◆ Task statement ◆
Go through the records line by line. Report how many lines contain "screenshot", with nothing else.

◇ ◇ ◇ ◇ ◇ ◇ ◇

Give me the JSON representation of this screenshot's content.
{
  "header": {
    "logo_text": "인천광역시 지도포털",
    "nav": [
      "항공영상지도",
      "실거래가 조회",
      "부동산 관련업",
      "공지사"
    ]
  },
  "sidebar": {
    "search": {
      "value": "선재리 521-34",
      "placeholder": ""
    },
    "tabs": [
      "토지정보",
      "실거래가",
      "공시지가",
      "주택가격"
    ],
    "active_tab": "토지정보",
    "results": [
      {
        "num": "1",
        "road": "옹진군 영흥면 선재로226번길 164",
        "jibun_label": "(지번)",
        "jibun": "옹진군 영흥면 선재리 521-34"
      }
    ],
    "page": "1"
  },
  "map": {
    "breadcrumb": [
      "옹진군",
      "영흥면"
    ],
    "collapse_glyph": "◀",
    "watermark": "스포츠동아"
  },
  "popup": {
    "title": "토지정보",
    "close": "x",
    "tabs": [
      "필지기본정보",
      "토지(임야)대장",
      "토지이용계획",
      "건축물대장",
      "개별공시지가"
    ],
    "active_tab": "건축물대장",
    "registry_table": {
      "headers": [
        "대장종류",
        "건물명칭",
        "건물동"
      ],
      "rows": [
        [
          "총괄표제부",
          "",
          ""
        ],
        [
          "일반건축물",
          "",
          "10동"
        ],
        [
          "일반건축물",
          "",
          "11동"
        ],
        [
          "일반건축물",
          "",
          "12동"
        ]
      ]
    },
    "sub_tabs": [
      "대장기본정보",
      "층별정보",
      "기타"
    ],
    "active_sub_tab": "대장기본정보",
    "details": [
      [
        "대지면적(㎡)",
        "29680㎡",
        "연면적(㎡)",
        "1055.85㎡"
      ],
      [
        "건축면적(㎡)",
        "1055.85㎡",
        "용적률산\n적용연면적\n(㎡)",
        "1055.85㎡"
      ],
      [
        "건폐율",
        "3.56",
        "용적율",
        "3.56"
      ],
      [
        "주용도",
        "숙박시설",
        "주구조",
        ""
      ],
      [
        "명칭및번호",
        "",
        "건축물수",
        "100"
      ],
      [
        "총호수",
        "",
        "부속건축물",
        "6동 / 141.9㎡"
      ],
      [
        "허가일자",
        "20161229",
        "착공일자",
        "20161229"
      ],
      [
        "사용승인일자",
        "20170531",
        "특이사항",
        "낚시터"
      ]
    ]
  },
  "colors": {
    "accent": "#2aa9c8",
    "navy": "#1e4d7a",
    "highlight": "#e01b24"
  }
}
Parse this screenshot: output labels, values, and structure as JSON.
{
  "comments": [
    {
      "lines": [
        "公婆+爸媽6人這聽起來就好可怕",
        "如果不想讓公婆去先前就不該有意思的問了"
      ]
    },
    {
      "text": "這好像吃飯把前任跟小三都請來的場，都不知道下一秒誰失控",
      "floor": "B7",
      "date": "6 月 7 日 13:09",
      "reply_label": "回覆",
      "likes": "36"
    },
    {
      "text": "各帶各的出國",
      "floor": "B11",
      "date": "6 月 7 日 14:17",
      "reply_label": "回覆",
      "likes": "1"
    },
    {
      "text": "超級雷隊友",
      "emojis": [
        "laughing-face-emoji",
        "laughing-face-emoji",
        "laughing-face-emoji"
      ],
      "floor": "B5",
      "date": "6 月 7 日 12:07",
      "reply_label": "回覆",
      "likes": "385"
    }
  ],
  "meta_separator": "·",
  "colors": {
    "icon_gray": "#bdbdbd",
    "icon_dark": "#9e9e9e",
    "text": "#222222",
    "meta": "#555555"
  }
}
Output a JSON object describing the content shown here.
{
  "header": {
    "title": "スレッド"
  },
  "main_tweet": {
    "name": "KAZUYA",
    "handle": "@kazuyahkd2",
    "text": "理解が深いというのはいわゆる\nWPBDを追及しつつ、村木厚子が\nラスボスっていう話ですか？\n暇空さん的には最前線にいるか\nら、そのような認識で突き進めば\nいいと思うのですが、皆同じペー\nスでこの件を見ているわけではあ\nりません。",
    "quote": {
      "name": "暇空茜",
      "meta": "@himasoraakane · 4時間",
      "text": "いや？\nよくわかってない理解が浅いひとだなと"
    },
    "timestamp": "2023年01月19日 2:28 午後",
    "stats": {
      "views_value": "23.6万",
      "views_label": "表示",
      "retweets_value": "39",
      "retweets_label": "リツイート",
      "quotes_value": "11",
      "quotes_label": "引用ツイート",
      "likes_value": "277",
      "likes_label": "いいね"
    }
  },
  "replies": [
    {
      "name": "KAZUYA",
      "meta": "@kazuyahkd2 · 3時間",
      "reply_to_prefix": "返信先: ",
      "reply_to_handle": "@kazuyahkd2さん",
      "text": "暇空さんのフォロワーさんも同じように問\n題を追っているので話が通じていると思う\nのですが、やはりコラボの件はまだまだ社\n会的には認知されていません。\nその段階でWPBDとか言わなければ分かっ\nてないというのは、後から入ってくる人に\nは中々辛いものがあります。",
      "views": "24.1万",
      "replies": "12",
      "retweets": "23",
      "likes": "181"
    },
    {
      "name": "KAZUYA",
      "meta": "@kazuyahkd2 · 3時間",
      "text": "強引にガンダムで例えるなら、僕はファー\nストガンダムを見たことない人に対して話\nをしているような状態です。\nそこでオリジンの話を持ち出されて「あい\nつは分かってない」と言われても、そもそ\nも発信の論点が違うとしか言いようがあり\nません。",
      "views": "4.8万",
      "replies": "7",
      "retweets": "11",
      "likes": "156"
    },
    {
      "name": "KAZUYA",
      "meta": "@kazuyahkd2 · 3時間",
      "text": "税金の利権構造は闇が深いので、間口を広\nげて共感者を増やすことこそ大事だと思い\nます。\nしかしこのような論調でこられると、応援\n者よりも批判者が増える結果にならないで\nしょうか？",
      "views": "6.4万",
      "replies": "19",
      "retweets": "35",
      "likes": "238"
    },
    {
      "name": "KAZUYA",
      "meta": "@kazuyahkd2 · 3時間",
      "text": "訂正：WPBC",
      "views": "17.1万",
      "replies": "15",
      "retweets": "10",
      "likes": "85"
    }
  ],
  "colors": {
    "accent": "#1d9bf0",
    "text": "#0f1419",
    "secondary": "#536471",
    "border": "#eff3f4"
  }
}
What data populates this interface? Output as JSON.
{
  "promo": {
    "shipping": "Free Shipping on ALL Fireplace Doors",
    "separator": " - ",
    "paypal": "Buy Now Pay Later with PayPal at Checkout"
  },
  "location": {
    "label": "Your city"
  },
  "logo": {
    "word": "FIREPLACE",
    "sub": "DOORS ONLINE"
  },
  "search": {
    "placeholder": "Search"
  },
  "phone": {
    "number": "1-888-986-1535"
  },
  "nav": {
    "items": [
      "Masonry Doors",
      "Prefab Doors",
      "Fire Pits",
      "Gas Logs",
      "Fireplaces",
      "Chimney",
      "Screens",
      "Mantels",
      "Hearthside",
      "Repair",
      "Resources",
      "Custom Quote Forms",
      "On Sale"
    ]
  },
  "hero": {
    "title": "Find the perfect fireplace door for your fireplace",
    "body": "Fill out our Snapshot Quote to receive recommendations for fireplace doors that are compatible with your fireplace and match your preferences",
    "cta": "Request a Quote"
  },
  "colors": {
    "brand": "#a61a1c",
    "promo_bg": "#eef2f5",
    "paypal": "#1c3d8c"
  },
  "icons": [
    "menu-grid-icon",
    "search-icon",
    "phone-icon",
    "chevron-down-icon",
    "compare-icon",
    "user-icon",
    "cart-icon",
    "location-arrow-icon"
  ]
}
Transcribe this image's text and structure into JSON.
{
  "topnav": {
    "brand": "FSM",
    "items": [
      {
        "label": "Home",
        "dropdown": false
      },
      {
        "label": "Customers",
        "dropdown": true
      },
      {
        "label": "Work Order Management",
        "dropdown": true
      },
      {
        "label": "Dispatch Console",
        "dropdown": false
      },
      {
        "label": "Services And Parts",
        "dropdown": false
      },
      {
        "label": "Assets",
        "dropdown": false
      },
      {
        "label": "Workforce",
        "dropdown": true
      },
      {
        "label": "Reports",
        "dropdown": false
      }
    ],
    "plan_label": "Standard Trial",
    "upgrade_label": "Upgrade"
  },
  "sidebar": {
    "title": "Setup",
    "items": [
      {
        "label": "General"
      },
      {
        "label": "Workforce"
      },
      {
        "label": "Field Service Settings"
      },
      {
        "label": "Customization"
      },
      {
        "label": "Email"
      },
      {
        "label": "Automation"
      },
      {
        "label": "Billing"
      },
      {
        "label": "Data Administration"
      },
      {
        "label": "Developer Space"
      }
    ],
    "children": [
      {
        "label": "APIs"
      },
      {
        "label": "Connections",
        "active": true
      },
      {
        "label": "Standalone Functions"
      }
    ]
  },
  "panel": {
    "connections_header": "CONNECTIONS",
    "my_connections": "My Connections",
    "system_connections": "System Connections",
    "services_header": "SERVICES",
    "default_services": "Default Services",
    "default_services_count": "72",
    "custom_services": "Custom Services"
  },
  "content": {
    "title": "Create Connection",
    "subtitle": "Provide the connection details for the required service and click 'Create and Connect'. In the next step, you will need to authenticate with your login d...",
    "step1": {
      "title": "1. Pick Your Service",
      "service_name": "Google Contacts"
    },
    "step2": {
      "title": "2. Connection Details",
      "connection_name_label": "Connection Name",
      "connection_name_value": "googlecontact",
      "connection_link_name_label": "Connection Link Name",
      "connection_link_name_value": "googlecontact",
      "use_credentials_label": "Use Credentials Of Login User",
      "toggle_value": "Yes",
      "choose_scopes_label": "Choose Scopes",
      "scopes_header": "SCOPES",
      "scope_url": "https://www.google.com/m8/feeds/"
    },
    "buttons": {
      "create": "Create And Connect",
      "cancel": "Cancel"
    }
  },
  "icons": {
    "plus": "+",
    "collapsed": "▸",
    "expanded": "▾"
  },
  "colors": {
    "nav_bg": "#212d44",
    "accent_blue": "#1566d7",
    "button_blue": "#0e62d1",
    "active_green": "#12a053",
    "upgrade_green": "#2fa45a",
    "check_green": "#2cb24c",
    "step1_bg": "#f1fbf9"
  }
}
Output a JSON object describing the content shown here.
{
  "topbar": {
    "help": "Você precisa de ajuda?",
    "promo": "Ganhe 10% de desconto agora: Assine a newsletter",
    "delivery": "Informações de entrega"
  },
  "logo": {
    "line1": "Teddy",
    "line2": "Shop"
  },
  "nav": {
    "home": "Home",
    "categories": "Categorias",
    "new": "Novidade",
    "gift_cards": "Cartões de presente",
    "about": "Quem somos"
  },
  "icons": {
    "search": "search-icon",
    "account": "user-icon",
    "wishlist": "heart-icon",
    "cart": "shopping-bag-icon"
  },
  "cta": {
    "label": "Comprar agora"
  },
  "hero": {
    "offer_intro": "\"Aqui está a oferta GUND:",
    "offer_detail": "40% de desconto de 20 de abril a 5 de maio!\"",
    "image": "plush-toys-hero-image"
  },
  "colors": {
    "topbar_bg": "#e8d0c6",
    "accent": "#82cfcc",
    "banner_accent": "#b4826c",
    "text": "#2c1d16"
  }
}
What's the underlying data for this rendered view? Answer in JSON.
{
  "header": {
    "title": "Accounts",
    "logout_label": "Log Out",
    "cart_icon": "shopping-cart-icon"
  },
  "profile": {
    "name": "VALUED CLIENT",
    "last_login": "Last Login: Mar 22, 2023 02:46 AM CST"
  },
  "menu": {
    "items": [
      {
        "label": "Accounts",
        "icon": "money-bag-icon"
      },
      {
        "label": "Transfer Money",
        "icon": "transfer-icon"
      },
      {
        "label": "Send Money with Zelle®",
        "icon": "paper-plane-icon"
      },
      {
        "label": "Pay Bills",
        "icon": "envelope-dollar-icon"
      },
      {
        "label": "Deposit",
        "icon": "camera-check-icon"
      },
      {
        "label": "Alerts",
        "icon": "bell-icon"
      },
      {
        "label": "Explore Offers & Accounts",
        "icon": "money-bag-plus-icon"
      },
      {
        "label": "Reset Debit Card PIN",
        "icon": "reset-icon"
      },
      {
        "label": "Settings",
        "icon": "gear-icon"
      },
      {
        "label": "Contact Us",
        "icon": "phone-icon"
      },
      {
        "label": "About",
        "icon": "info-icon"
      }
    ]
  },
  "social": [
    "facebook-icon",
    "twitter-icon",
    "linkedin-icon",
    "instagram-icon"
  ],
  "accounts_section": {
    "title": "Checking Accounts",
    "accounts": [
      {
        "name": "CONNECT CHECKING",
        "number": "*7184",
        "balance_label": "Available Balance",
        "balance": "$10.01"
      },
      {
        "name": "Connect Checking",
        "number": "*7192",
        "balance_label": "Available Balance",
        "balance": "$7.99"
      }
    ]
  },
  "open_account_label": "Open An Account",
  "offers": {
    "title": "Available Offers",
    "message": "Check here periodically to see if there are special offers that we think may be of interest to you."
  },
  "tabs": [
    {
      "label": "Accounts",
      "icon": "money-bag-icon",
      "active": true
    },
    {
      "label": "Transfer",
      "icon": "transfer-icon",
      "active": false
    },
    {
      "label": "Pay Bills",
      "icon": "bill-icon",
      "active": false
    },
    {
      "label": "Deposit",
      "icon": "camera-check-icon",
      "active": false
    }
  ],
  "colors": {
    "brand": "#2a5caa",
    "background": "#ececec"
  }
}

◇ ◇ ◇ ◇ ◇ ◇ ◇

◆ Solution for this problem ◆
2